Work task: Each entry in the listing must be set down again word for word.

Given entries:
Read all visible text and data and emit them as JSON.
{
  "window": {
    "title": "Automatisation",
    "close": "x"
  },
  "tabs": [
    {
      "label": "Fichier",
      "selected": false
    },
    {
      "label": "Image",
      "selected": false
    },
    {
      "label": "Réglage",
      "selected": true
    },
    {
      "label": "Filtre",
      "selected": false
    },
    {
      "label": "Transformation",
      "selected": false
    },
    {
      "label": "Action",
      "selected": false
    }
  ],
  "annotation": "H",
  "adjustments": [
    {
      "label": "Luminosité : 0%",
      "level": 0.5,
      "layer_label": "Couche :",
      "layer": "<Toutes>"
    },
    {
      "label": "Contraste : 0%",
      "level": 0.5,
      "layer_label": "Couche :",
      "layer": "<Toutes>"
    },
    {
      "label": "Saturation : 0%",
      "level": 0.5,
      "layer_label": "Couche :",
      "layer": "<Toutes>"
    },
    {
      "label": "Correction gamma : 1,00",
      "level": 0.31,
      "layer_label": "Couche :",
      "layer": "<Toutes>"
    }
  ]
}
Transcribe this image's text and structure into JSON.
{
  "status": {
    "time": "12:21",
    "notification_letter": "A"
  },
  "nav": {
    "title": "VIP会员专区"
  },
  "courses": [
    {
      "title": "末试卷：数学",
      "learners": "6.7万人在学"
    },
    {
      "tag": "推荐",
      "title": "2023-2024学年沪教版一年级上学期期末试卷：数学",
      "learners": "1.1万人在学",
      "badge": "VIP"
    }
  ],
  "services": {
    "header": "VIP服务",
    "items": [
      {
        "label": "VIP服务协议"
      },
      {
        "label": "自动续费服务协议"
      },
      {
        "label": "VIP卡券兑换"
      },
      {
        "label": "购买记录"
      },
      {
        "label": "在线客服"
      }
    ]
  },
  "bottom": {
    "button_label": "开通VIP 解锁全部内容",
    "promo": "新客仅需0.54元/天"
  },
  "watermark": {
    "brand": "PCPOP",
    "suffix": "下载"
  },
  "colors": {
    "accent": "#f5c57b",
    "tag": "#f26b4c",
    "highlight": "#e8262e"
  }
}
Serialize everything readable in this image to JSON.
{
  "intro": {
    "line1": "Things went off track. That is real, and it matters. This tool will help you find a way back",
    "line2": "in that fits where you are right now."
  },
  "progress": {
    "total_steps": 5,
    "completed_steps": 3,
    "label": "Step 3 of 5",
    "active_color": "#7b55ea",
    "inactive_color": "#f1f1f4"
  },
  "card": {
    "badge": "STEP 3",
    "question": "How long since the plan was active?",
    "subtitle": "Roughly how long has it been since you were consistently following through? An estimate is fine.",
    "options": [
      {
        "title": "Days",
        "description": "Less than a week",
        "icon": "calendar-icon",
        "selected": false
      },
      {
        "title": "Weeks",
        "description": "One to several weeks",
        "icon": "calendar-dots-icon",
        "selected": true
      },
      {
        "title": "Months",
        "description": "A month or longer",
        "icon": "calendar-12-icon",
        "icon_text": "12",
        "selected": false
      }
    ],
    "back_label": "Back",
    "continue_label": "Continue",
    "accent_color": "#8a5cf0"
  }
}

Task response:
Read all visible text and data and emit them as JSON.
{
  "window": {
    "title": "Automatisation",
    "close": "x"
  },
  "tabs": [
    {
      "label": "Fichier",
      "selected": false
    },
    {
      "label": "Image",
      "selected": false
    },
    {
      "label": "Réglage",
      "selected": true
    },
    {
      "label": "Filtre",
      "selected": false
    },
    {
      "label": "Transformation",
      "selected": false
    },
    {
      "label": "Action",
      "selected": false
    }
  ],
  "annotation": "H",
  "adjustments": [
    {
      "label": "Luminosité : 0%",
      "level": 0.5,
      "layer_label": "Couche :",
      "layer": "<Toutes>"
    },
    {
      "label": "Contraste : 0%",
      "level": 0.5,
      "layer_label": "Couche :",
      "layer": "<Toutes>"
    },
    {
      "label": "Saturation : 0%",
      "level": 0.5,
      "layer_label": "Couche :",
      "layer": "<Toutes>"
    },
    {
      "label": "Correction gamma : 1,00",
      "level": 0.31,
      "layer_label": "Couche :",
      "layer": "<Toutes>"
    }
  ]
}
Transcribe this image's text and structure into JSON.
{
  "status": {
    "time": "12:21",
    "notification_letter": "A"
  },
  "nav": {
    "title": "VIP会员专区"
  },
  "courses": [
    {
      "title": "末试卷：数学",
      "learners": "6.7万人在学"
    },
    {
      "tag": "推荐",
      "title": "2023-2024学年沪教版一年级上学期期末试卷：数学",
      "learners": "1.1万人在学",
      "badge": "VIP"
    }
  ],
  "services": {
    "header": "VIP服务",
    "items": [
      {
        "label": "VIP服务协议"
      },
      {
        "label": "自动续费服务协议"
      },
      {
        "label": "VIP卡券兑换"
      },
      {
        "label": "购买记录"
      },
      {
        "label": "在线客服"
      }
    ]
  },
  "bottom": {
    "button_label": "开通VIP 解锁全部内容",
    "promo": "新客仅需0.54元/天"
  },
  "watermark": {
    "brand": "PCPOP",
    "suffix": "下载"
  },
  "colors": {
    "accent": "#f5c57b",
    "tag": "#f26b4c",
    "highlight": "#e8262e"
  }
}
Serialize everything readable in this image to JSON.
{
  "intro": {
    "line1": "Things went off track. That is real, and it matters. This tool will help you find a way back",
    "line2": "in that fits where you are right now."
  },
  "progress": {
    "total_steps": 5,
    "completed_steps": 3,
    "label": "Step 3 of 5",
    "active_color": "#7b55ea",
    "inactive_color": "#f1f1f4"
  },
  "card": {
    "badge": "STEP 3",
    "question": "How long since the plan was active?",
    "subtitle": "Roughly how long has it been since you were consistently following through? An estimate is fine.",
    "options": [
      {
        "title": "Days",
        "description": "Less than a week",
        "icon": "calendar-icon",
        "selected": false
      },
      {
        "title": "Weeks",
        "description": "One to several weeks",
        "icon": "calendar-dots-icon",
        "selected": true
      },
      {
        "title": "Months",
        "description": "A month or longer",
        "icon": "calendar-12-icon",
        "icon_text": "12",
        "selected": false
      }
    ],
    "back_label": "Back",
    "continue_label": "Continue",
    "accent_color": "#8a5cf0"
  }
}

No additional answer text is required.